“The myth that BITs are necessary to attract foreign investment has been challenged by the fact that Brazil, as the largest FDI recipient in the Latin American region, has never signed an Investment Treaty,” says Rebecca Varghese Buchholz, senior policy advisor at Traidcraft. “Instead countries are strengthening their own legal systems and exploring less damaging alternatives.”

ISDS which allows companies to sue states in private, often in secret tribunals, for policies ranging from increasing minimum wages to introducing plain cigarette packaging, is now risking to derail the proposed Transatlantic Trade and Investment Partnership (TTIP), the ambitious trade deal between the EU and the US. But this is not just an issue for the EU-US trade deal.
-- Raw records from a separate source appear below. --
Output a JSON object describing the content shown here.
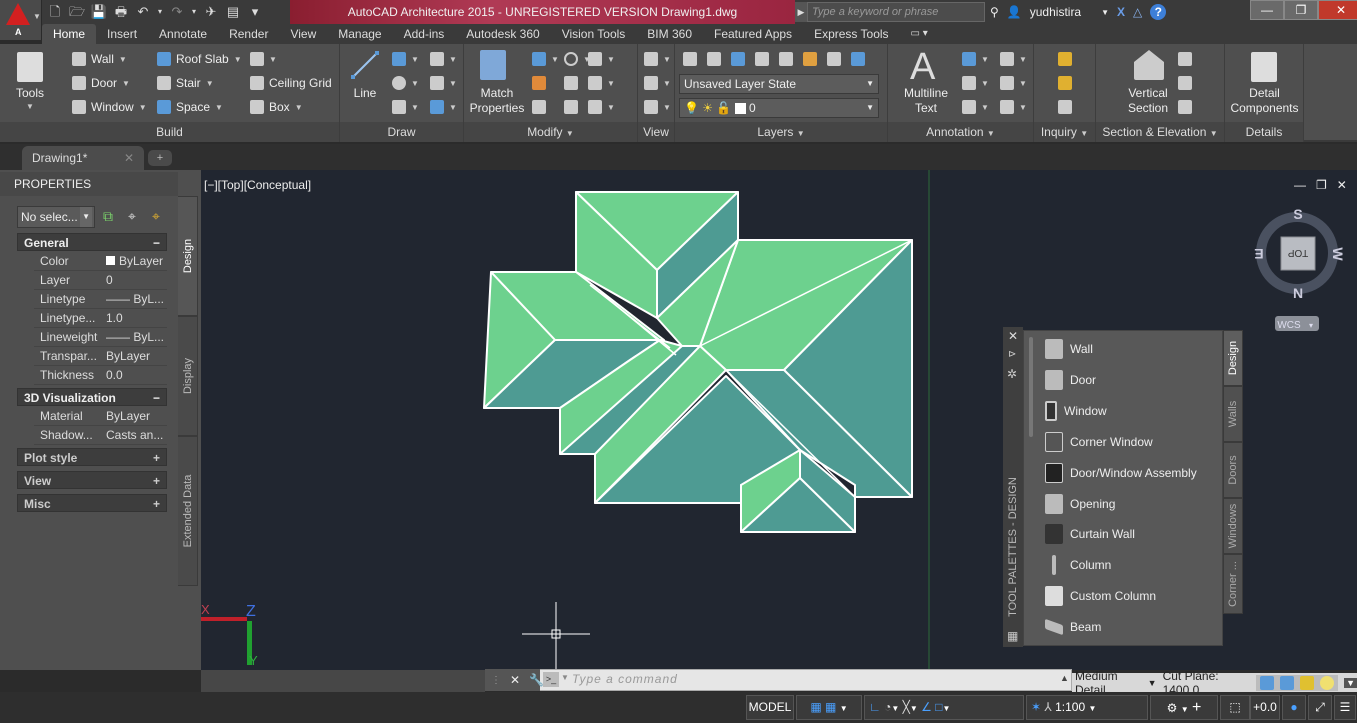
{
  "window": {
    "title": "AutoCAD Architecture 2015 - UNREGISTERED VERSION    Drawing1.dwg",
    "app_letter": "A",
    "search_placeholder": "Type a keyword or phrase",
    "user": "yudhistira"
  },
  "ribbon_tabs": [
    "Home",
    "Insert",
    "Annotate",
    "Render",
    "View",
    "Manage",
    "Add-ins",
    "Autodesk 360",
    "Vision Tools",
    "BIM 360",
    "Featured Apps",
    "Express Tools"
  ],
  "ribbon": {
    "build": {
      "title": "Build",
      "tools": "Tools",
      "wall": "Wall",
      "door": "Door",
      "window": "Window",
      "roof_slab": "Roof Slab",
      "stair": "Stair",
      "space": "Space",
      "ceiling_grid": "Ceiling Grid",
      "box": "Box"
    },
    "draw": {
      "title": "Draw",
      "line": "Line"
    },
    "modify": {
      "title": "Modify",
      "match_properties_1": "Match",
      "match_properties_2": "Properties"
    },
    "view": {
      "title": "View"
    },
    "layers": {
      "title": "Layers",
      "layer_state": "Unsaved Layer State",
      "current_layer": "0"
    },
    "annotation": {
      "title": "Annotation",
      "mtext_1": "Multiline",
      "mtext_2": "Text"
    },
    "inquiry": {
      "title": "Inquiry"
    },
    "section": {
      "title": "Section & Elevation",
      "vs_1": "Vertical",
      "vs_2": "Section"
    },
    "details": {
      "title": "Details",
      "dc_1": "Detail",
      "dc_2": "Components"
    }
  },
  "doc_tab": {
    "name": "Drawing1*"
  },
  "properties": {
    "header": "PROPERTIES",
    "selection": "No selec...",
    "general": {
      "title": "General",
      "rows": [
        {
          "k": "Color",
          "v": "ByLayer"
        },
        {
          "k": "Layer",
          "v": "0"
        },
        {
          "k": "Linetype",
          "v": "—— ByL..."
        },
        {
          "k": "Linetype...",
          "v": "1.0"
        },
        {
          "k": "Lineweight",
          "v": "—— ByL..."
        },
        {
          "k": "Transpar...",
          "v": "ByLayer"
        },
        {
          "k": "Thickness",
          "v": "0.0"
        }
      ]
    },
    "viz": {
      "title": "3D Visualization",
      "rows": [
        {
          "k": "Material",
          "v": "ByLayer"
        },
        {
          "k": "Shadow...",
          "v": "Casts an..."
        }
      ]
    },
    "collapsed": [
      "Plot style",
      "View",
      "Misc"
    ],
    "vtabs": [
      "Design",
      "Display",
      "Extended Data"
    ]
  },
  "viewport": {
    "label": "[−][Top][Conceptual]",
    "viewcube": {
      "top": "TOP",
      "n": "N",
      "s": "S",
      "e": "E",
      "w": "W",
      "wcs": "WCS"
    },
    "ucs": {
      "x": "X",
      "y": "Y",
      "z": "Z"
    },
    "colors": {
      "roof_light": "#6dd18e",
      "roof_dark": "#4e9b93",
      "background": "#212630"
    }
  },
  "tool_palette": {
    "title": "TOOL PALETTES - DESIGN",
    "items": [
      "Wall",
      "Door",
      "Window",
      "Corner Window",
      "Door/Window Assembly",
      "Opening",
      "Curtain Wall",
      "Column",
      "Custom Column",
      "Beam"
    ],
    "tabs": [
      "Design",
      "Walls",
      "Doors",
      "Windows",
      "Corner ..."
    ]
  },
  "command": {
    "placeholder": "Type a command"
  },
  "detail_bar": {
    "level": "Medium Detail",
    "cut_plane": "Cut Plane: 1400.0"
  },
  "status": {
    "model": "MODEL",
    "scale": "1:100",
    "elevation": "+0.0"
  }
}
“Even more worrisome is the disproportionate impact of investor challenges to developing countries’ public policies – defending a case alone costs on average $8 million while compensation awards can go into billions of dollars. These are significant numbers,” says Rebecca.

Countries around the world are reviewing their policy on Bilateral Investment Treaties and investor protection in an attempt to regain their sovereignty. 

Rebecca adds: “If the EU-US TTIP agreement ends up including ISDS, it risks setting a global blueprint for investor protection. Countries could feel the pressure to reverse their policy positions. The European Commission should drop ISDS from the TTIP agreement and refrain from pressuring developing countries to negotiate or sign IIAs with ISDS. ISDS is a risky, outdated and redundant mechanism. Much more effort needs to be put into exploring alternative dispute resolution mechanisms that avoid granting such far-reaching and exclusive rights to investors.”

Media contact:

For more information, please contact Roderick Stuart, Head of Communications and PR at Traidcraft on 07920 066033 or rodericks@traidcraft.co.uk

 

About Traidcraft

Traidcraft is the UK’s leading fair trade organisation and has been fighting poverty through trade since 1979. Supported by its unique structure – a trading company and a development charity working together – Traidcraft runs development programmes in some of the poorest countries in the world, campaigns in the UK and internationally to bring about trade justice and sells the UK’s widest range of fair trade products.

 

[1] The report is launched today in Brussels. It sets out the rise in ISDS cases, explores the costs to developing countries in terms of policy space and budgets, and sets out what is being done. It is produced by Traidcraft in partnership with TNI-Netherlands; SOMO-Netherlands; Powershift-Germany; FAL-France; Ecologistas en Accion-Spain; AK-Austria; 11.11.11-Belgium; ReCommon-Italy; Vedegylet Egyesulet-Hungary; IGO-Poland; AfrikaKontakt-Denmark